The majority of our items are hand dipped into this mixture… twice! We attempt to coat as much surface area as possible the first go around. The items are then shaken vigorously to allow the excess glaze to drip off and create a smooth layer. We also use synthetic sponges and fan brushes to dab at the glaze to ensure it doesn’t pool or drip in any one area. It is a long process, and one that requires a lot of patience and focus to detail. After all of the shelves have been half dipped and partially dried, we go back to the beginning and do it all over again, this time dipping the other end of the piece and ensuring the names on each piece are preserved. This is so important to make sure you get your same piece back later.
Step Five: Spot Check
Now, everything should have a complete layer of glaze on it. It almost looks like everything on the shelf is mummified and there is no more color visible. Everything has turned a chalky white color, and the original colors are now seemingly hidden. At this point, we check each item to make sure there are no lumps, bumps, or imperfections. If we see any blemishes, like glaze drying in a funky way or drip marks, we go back and finger sand each item to make them as smooth as possible. Any items that were painted with speciality glaze are "tagged," as those are not glazed in the same way.
Step Six: More Drying
That’s right! Even the glaze needs 24 hours to dry. The shelves will be filled with these items that are prepped and awaiting the kiln, still organized by day, and now also organized by sizes to make the loading process more efficient.

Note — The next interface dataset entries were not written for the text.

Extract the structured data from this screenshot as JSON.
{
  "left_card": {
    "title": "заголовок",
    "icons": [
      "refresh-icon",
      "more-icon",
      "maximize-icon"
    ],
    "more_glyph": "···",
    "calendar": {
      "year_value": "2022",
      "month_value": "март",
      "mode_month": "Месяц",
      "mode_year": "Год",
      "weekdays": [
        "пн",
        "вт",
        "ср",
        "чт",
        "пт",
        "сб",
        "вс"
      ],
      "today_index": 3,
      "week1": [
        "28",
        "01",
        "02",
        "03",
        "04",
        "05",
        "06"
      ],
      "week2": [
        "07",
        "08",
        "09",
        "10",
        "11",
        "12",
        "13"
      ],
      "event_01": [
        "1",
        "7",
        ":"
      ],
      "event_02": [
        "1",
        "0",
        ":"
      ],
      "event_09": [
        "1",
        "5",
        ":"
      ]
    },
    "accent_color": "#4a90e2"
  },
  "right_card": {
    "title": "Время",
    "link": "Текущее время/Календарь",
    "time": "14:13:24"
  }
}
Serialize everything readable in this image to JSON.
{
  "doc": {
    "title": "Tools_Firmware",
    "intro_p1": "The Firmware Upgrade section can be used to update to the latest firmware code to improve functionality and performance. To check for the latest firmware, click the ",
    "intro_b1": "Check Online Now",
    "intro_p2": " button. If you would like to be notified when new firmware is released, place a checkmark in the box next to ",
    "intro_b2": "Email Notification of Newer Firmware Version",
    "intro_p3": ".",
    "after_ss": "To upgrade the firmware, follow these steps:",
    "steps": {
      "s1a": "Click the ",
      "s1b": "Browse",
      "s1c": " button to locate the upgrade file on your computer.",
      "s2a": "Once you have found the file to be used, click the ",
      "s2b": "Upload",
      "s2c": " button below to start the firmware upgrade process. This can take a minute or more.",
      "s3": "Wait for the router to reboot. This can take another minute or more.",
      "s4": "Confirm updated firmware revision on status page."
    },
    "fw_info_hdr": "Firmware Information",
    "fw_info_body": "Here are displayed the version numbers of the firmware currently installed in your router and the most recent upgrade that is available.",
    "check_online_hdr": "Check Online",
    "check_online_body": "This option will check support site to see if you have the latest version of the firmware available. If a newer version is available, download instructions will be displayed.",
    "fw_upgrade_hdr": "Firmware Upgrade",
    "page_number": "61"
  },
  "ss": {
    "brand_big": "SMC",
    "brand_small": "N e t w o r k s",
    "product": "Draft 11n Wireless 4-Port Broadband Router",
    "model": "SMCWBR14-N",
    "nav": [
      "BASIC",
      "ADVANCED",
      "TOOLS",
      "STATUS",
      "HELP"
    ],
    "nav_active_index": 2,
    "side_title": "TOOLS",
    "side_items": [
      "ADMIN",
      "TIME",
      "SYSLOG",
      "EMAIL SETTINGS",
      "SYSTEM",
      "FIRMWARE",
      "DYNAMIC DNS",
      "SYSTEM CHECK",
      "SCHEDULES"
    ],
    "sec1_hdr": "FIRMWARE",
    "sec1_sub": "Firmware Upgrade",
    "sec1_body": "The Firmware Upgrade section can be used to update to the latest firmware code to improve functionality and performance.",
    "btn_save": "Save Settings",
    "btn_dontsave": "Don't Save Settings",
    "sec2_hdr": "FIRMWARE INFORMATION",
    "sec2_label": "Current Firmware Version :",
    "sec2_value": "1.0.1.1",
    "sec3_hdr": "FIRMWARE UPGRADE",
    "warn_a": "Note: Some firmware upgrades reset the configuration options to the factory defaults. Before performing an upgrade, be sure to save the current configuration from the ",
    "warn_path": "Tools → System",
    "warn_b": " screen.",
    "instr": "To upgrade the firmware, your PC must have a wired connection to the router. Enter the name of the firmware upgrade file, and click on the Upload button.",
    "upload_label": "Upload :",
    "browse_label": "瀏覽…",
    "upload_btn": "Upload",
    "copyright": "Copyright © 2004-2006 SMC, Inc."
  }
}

Why Do We Glaze?
Think of glaze like the clear nail polish for your pottery. It is the finishing touch to make everything shiny, special, and bright. It allows anything left unpainted to become a natural white. It is also the thing that makes your piece food-grade safe at the end of the day! One of our biggest sellers at the claypen is kitchenware. It would really be a shame if you made these awesome creations and couldn’t actually use them!
Stay tuned for next week to learn a little more about how we load the kiln and bring these pieces to the finish line. There's a lot more to it than just paint and pick up.
Danielle is a CT native, She started at the claypen in 2018 as a Studio Associate and quickly became a Team Lead and our resident blogger on staff. Her previous experience includes teaching, writing, and photography. You can find her on Instagram and LinkedIn or reach out with questions via email.